── Supplied data ──

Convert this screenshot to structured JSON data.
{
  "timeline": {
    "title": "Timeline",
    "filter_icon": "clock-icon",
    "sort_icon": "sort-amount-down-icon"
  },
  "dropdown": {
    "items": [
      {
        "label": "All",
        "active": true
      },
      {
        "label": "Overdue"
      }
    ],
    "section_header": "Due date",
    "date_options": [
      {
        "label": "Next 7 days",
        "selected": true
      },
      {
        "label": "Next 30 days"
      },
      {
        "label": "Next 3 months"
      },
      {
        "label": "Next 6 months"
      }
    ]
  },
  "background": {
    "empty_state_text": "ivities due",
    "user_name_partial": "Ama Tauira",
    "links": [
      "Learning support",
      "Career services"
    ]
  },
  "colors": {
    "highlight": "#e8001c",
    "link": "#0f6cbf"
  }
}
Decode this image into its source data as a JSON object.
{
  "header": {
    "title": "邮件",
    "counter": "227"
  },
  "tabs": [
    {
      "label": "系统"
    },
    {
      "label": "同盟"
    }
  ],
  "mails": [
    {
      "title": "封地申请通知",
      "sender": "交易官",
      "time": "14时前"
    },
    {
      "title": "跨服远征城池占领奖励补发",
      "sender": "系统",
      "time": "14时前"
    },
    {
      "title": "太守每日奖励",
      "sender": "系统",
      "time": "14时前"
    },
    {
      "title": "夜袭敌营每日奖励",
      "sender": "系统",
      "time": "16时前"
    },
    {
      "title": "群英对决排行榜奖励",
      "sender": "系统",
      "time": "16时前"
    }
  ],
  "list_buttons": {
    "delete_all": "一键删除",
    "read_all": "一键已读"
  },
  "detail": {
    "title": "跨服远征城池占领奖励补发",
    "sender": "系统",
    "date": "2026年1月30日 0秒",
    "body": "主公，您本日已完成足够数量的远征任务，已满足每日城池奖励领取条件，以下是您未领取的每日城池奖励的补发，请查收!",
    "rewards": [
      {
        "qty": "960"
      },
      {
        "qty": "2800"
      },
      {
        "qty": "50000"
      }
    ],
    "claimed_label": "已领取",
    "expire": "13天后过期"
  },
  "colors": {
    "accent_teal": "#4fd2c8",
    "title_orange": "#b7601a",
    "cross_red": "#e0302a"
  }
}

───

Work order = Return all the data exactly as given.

Result of the task =
Convert this screenshot to structured JSON data.
{
  "timeline": {
    "title": "Timeline",
    "filter_icon": "clock-icon",
    "sort_icon": "sort-amount-down-icon"
  },
  "dropdown": {
    "items": [
      {
        "label": "All",
        "active": true
      },
      {
        "label": "Overdue"
      }
    ],
    "section_header": "Due date",
    "date_options": [
      {
        "label": "Next 7 days",
        "selected": true
      },
      {
        "label": "Next 30 days"
      },
      {
        "label": "Next 3 months"
      },
      {
        "label": "Next 6 months"
      }
    ]
  },
  "background": {
    "empty_state_text": "ivities due",
    "user_name_partial": "Ama Tauira",
    "links": [
      "Learning support",
      "Career services"
    ]
  },
  "colors": {
    "highlight": "#e8001c",
    "link": "#0f6cbf"
  }
}
Decode this image into its source data as a JSON object.
{
  "header": {
    "title": "邮件",
    "counter": "227"
  },
  "tabs": [
    {
      "label": "系统"
    },
    {
      "label": "同盟"
    }
  ],
  "mails": [
    {
      "title": "封地申请通知",
      "sender": "交易官",
      "time": "14时前"
    },
    {
      "title": "跨服远征城池占领奖励补发",
      "sender": "系统",
      "time": "14时前"
    },
    {
      "title": "太守每日奖励",
      "sender": "系统",
      "time": "14时前"
    },
    {
      "title": "夜袭敌营每日奖励",
      "sender": "系统",
      "time": "16时前"
    },
    {
      "title": "群英对决排行榜奖励",
      "sender": "系统",
      "time": "16时前"
    }
  ],
  "list_buttons": {
    "delete_all": "一键删除",
    "read_all": "一键已读"
  },
  "detail": {
    "title": "跨服远征城池占领奖励补发",
    "sender": "系统",
    "date": "2026年1月30日 0秒",
    "body": "主公，您本日已完成足够数量的远征任务，已满足每日城池奖励领取条件，以下是您未领取的每日城池奖励的补发，请查收!",
    "rewards": [
      {
        "qty": "960"
      },
      {
        "qty": "2800"
      },
      {
        "qty": "50000"
      }
    ],
    "claimed_label": "已领取",
    "expire": "13天后过期"
  },
  "colors": {
    "accent_teal": "#4fd2c8",
    "title_orange": "#b7601a",
    "cross_red": "#e0302a"
  }
}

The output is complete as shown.